Ex Post Facto is latin for “from after the action”. The concept in Texas and across the United States refers to the fact that a person cannot be charged with a crime that was not written at the time the crime occurred. If Amy murdered Fred on August 14th, and the legislators failed to pass a law that murder was illegal until August 15th, then Amy cannot be criminalized for her action because the law was written Ex Post Facto.
You can imagine how dangerous a country is that does not use the Ex Post Facto Rule. One day you could be engaged in an act you know to be totally legal, and the next you can be charged with a crime because someone got a law enacted against your previously legal act. Inherent in the United States Criminal Justice System is the idea that people have the right to know what the rules are or else they should not be held accountable to them. This very idea is mentioned in Section 1.02 of the Texas Penal Code (that people have a right to know the criminal laws)
Certainly, this Ex Post Facto concept can be used as a defense against a criminal charged with a crime when it was unclear the act was a crime on the date the accused criminal engaged in the act.
VOID FOR VAGUENESS
Similar to the ex post facto defense is the concept that a law was written in such poor form that a person cannot possibly know what the law prohibits. For instance, a law that states: “No person shall do any wrongful thing against their mother” would be a law that is too vague to enforce. What is “wrongful”? What parties will constitute a mother?– will this include an adoptive mother, a step mother? What is the meaning of against? You see, the legislators have to go to great lengths to prevent laws that are void for vagueness as such laws are equally egregious as laws that are written after the commission of the stated crime.
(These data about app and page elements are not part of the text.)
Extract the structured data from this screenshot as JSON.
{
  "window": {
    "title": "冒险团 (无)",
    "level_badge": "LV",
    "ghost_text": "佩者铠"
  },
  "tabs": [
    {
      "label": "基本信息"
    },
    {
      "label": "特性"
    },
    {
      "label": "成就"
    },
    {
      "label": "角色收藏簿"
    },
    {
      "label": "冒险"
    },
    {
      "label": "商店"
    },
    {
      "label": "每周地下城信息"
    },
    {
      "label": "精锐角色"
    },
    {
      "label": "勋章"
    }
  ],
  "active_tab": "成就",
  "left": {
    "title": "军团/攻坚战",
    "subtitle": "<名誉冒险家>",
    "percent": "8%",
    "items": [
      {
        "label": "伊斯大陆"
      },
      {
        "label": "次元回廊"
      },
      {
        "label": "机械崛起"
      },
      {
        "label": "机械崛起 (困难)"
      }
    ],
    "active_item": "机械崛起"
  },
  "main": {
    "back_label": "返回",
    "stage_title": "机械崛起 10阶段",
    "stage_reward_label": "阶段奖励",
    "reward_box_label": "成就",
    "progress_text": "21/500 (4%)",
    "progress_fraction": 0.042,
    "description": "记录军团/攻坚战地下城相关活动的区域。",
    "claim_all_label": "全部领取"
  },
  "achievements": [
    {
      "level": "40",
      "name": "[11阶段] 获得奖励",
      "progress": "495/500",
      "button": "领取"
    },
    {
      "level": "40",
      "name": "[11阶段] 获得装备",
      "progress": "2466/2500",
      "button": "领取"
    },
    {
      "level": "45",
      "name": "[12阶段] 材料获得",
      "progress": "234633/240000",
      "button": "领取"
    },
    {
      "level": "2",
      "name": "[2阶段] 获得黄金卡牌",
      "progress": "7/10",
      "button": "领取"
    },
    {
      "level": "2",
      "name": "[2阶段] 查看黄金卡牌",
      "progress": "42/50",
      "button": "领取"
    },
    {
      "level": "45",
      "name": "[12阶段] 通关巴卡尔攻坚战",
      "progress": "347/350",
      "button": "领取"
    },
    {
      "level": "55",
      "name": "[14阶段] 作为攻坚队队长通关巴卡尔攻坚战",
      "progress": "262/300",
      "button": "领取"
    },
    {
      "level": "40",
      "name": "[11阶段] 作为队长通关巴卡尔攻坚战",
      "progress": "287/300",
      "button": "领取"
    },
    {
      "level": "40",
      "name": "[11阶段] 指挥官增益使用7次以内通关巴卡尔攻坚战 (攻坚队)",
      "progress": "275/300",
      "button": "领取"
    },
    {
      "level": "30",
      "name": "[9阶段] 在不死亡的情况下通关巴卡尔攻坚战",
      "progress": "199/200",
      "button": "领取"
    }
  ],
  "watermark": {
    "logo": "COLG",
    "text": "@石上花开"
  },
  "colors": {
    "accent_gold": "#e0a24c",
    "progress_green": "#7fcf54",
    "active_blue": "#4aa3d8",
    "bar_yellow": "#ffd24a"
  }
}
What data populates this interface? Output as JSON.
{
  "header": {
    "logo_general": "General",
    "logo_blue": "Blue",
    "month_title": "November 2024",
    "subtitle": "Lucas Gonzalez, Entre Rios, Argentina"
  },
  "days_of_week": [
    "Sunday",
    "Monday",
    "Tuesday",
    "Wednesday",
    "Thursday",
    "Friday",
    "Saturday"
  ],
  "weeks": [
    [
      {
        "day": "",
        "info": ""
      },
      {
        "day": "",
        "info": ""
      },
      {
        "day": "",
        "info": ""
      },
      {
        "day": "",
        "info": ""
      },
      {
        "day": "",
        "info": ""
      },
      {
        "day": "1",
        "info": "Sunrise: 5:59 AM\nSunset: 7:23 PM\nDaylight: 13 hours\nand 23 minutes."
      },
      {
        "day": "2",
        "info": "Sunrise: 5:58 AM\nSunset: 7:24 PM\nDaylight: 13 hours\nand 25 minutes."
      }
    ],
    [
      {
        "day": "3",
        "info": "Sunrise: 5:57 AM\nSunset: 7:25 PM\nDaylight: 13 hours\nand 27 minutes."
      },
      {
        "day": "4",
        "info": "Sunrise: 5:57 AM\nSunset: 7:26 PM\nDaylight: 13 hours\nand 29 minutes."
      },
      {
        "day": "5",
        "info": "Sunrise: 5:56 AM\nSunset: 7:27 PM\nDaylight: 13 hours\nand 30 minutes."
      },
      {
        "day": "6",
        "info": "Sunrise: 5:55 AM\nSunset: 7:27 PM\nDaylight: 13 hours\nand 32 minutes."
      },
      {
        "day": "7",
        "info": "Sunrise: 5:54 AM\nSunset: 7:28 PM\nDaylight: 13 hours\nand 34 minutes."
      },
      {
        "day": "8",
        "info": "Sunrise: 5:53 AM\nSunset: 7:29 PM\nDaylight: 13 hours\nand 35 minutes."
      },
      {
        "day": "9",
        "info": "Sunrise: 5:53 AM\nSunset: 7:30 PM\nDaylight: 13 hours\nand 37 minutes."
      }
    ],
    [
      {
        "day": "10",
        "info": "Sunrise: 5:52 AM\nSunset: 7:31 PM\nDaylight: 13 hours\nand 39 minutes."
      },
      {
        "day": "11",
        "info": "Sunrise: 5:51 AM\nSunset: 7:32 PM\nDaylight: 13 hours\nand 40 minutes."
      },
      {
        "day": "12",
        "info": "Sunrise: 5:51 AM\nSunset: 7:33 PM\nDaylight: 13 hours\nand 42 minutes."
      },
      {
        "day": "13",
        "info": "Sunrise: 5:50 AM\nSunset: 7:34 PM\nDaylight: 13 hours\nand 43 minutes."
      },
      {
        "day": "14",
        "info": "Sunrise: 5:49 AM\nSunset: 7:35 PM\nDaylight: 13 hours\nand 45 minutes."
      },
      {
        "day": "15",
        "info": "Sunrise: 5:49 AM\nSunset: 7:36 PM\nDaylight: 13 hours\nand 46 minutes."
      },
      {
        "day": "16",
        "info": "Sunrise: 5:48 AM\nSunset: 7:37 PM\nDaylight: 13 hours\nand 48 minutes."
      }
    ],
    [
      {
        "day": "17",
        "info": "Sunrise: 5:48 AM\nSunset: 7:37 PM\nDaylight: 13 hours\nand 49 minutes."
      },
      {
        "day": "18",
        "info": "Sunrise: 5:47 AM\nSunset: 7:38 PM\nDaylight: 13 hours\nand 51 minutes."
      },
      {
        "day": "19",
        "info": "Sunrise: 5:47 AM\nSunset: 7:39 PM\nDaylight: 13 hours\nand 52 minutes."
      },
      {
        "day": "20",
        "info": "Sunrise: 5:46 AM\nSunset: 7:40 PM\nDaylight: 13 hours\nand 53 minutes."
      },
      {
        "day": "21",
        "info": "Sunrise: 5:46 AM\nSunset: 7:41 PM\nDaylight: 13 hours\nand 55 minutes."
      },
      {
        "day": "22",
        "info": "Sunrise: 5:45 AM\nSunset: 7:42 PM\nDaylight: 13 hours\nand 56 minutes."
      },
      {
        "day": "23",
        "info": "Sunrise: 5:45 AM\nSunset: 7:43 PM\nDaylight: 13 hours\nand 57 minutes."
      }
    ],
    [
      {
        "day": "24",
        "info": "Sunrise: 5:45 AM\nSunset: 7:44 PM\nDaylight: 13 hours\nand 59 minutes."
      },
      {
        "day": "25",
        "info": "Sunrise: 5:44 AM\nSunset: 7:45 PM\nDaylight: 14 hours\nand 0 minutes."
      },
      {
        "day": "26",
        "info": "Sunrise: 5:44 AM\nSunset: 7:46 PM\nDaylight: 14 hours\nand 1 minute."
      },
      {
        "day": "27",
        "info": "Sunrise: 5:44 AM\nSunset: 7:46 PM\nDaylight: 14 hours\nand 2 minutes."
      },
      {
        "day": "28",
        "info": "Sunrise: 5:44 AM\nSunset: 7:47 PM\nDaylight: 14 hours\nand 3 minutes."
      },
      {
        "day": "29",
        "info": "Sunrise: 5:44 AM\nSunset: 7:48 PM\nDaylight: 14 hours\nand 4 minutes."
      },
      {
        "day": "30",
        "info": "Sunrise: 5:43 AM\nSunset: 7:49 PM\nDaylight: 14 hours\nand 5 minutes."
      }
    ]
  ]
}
EXAMPLES OF EX POST FACTO AND VOID FOR VAGUENESS in TEXAS
Example 1 -Ex Post Facto
In the case of State v. Haney, a person was charged with unlawfully dispensing PHENMETRAZINE. This particular drug was not listed as an illegal drug for the Controlled Substance Act. Despite the fact that the drug may have been dangerous, the legislators did not cover it, so the Defendant, Haney, could not be successfully prosecuted for this offense.
Example 2- No Law Against the Act
A Defendant was charged with Breach of the Peace. While this sounds like a crime, no law in Texas was ever written that made it a crime to breach the peace, thus the case was dismissed.
Countries with Ex Post Facto Law (May be Called Something Else but Uses the Same or similar concept)
- New Zealand
- South Africa
Countries Without Ex Post Facto Rule
Texas Version of the Ex Post Facto Law
§ 1.03. EFFECT OF CODE. (a) Conduct does not constitute an offense unless it is defined as an offense by statute, municipal ordinance, order of a county commissioners court, or rule authorized by and lawfully adopted under a statute. (b) The provisions of Titles 1, 2, and 3 apply to offenses defined by other laws, unless the statute defining the offense provides otherwise; however, the punishment affixed to an offense defined outside this code shall be applicable unless the punishment is classified in accordance with this code. (c) This code does not bar, suspend, or otherwise affect a right or liability to damages, penalty, forfeiture, or other remedy authorized by law to be recovered or enforced in a civil suit for conduct this code defines as an offense, and the civil injury is not merged in the offense. Acts 1973, 63rd Leg., p. 883, ch. 399, § 1, eff. Jan. 1, 1974. Amended by Acts 1993, 73rd Leg., ch. 900, § 1.01, eff. Sept. 1, 1994.